■ **Activity**
Output a faithful copy of the entries, every picture removed.
==== Given entries ====
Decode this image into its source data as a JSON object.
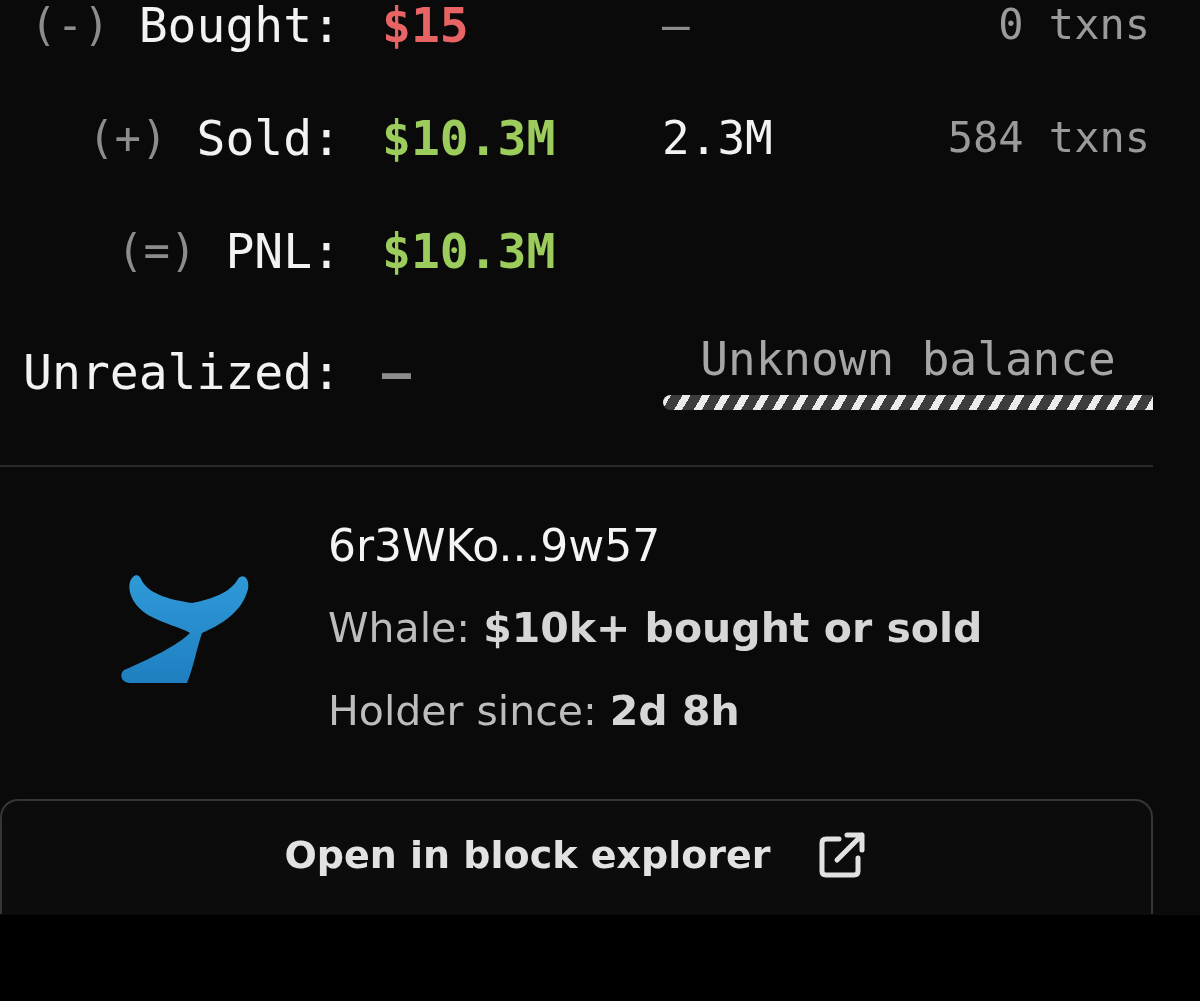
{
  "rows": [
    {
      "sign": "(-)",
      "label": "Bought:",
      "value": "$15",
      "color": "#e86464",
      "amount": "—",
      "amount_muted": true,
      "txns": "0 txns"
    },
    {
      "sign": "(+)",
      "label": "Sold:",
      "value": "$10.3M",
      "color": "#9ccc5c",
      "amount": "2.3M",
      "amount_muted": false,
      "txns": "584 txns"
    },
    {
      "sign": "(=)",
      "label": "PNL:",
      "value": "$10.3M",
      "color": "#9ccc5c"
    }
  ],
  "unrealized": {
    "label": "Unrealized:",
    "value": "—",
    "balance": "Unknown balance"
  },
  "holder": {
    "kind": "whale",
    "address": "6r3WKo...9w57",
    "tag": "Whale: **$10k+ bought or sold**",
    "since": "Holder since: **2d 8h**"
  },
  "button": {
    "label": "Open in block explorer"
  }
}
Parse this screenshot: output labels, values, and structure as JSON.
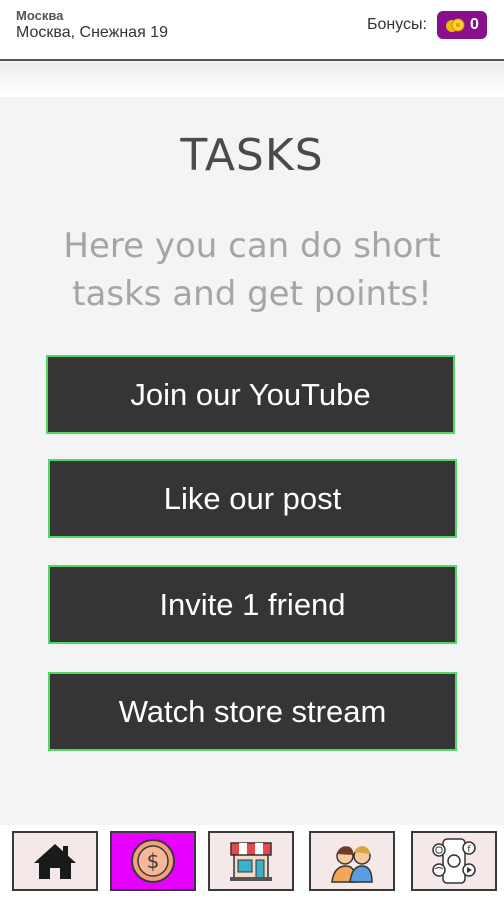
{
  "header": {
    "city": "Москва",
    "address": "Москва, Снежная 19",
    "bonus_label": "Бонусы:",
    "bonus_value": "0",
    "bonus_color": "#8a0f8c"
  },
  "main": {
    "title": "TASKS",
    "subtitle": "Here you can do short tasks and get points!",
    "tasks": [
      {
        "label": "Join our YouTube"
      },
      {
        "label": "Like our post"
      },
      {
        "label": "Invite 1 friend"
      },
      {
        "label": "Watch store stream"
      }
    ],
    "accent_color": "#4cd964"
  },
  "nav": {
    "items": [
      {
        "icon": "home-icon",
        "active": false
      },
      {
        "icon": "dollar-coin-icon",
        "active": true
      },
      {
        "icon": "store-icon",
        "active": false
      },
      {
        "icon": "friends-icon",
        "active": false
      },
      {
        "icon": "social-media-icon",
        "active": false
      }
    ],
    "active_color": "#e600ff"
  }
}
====
■ **Solution to this problem**
Decode this image into its source data as a JSON object.
{
  "rows": [
    {
      "sign": "(-)",
      "label": "Bought:",
      "value": "$15",
      "color": "#e86464",
      "amount": "—",
      "amount_muted": true,
      "txns": "0 txns"
    },
    {
      "sign": "(+)",
      "label": "Sold:",
      "value": "$10.3M",
      "color": "#9ccc5c",
      "amount": "2.3M",
      "amount_muted": false,
      "txns": "584 txns"
    },
    {
      "sign": "(=)",
      "label": "PNL:",
      "value": "$10.3M",
      "color": "#9ccc5c"
    }
  ],
  "unrealized": {
    "label": "Unrealized:",
    "value": "—",
    "balance": "Unknown balance"
  },
  "holder": {
    "kind": "whale",
    "address": "6r3WKo...9w57",
    "tag": "Whale: **$10k+ bought or sold**",
    "since": "Holder since: **2d 8h**"
  },
  "button": {
    "label": "Open in block explorer"
  }
}
Parse this screenshot: output labels, values, and structure as JSON.
{
  "header": {
    "city": "Москва",
    "address": "Москва, Снежная 19",
    "bonus_label": "Бонусы:",
    "bonus_value": "0",
    "bonus_color": "#8a0f8c"
  },
  "main": {
    "title": "TASKS",
    "subtitle": "Here you can do short tasks and get points!",
    "tasks": [
      {
        "label": "Join our YouTube"
      },
      {
        "label": "Like our post"
      },
      {
        "label": "Invite 1 friend"
      },
      {
        "label": "Watch store stream"
      }
    ],
    "accent_color": "#4cd964"
  },
  "nav": {
    "items": [
      {
        "icon": "home-icon",
        "active": false
      },
      {
        "icon": "dollar-coin-icon",
        "active": true
      },
      {
        "icon": "store-icon",
        "active": false
      },
      {
        "icon": "friends-icon",
        "active": false
      },
      {
        "icon": "social-media-icon",
        "active": false
      }
    ],
    "active_color": "#e600ff"
  }
}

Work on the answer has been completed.